I didn't realise it at the time but I was part of Generation X - the new tech-savvy group who would power us through the revolution of the 1960s, 1970s and beyond. And during my time working as a linesman for the phone company, plus my 10 years at university, I found my early craft experience absolutely invaluable. I had served and profited from my apprenticeship.
Today there is a new Generation X - born into a world of instant access, gratification, machines and participation. They start with computer games, problem solving and strategic thinking reinforced by social networking and sharing on a scale never witnessed before.
Their apprenticeship is so very different. The masters are now barely five years older than the apprentices and most likely not yet of university age. In short: the learning hierarchy seems to have become age-compressed.
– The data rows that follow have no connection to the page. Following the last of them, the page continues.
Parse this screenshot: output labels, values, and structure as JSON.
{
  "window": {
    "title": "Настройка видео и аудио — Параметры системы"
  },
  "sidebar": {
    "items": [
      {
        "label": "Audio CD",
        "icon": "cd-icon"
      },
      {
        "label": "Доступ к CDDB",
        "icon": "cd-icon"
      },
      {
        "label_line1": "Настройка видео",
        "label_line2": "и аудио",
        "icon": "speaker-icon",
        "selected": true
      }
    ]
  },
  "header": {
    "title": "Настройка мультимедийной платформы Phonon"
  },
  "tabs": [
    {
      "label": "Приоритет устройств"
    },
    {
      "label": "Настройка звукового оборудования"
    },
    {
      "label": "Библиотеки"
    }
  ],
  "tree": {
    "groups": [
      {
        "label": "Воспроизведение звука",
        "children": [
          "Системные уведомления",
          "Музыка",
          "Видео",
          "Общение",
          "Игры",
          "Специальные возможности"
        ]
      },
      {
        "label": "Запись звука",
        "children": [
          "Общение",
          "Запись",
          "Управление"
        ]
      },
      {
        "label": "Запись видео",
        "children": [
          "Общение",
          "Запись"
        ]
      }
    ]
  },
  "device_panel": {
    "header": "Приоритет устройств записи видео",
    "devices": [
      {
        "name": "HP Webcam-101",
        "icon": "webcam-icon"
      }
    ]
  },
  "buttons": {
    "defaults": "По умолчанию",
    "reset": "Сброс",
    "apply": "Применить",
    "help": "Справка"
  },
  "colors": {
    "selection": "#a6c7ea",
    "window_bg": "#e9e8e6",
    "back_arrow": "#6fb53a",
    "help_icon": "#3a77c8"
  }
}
The Baby Boomers like me struggle to keep up with and exploit the latest technologies, while the Generation Xs are asking for more and stretching everything to the limit.
In industrial terms, almost everywhere I now find that the IT-incapable are in a shrinking minority - with less than 50 per cent of the workforce and more than 50 per cent of managers reasonably IT competent. But it has taken decades to get there. Not so for Generation X, they get there far more quickly - see below for the timeline and competence, and for the battle of the generations.
Some people see this situation as the end of the world - but I don't. It is up to us all to try and keep up with change. If we don't, how can we possibly make any contribution to the age in which we live?
And guess what? The Generation X of today will become the cautious and responsible managers of tomorrow. It always goes that way in the end but I am sure they will have brought about their own momentous changes on the way.
In the meantime, there is the potential for increasing tensions between Generation X minds and the older control freaks who think they might be able to hold onto everything. The reality is they stand no chance against a growing, smarter, younger and tech-capable workforce. When you get tectonic forces like this, shift happens.
I always remember that wonderful, but unverified, quote by Mark Twain: "When I was a boy of 14, my father was so ignorant I could hardly stand to have the old man around. But when I got to be 21, I was astonished at how much he had learned in seven years."
I feel that if I ever lose that wonderment a child feels every time they discover something new, I too will join the army of those who seem to have given up and become an impediment to progress.
My body might be in its 60s but I was Generation X once and I can't forget it. I still get that buzz of excitement every time I discover or grasp something new.
So, I'm off into town to visit the computer store. Time to update my OS and see if I can master a new set of facilities and tricks dreamt up by a generation much younger than mine.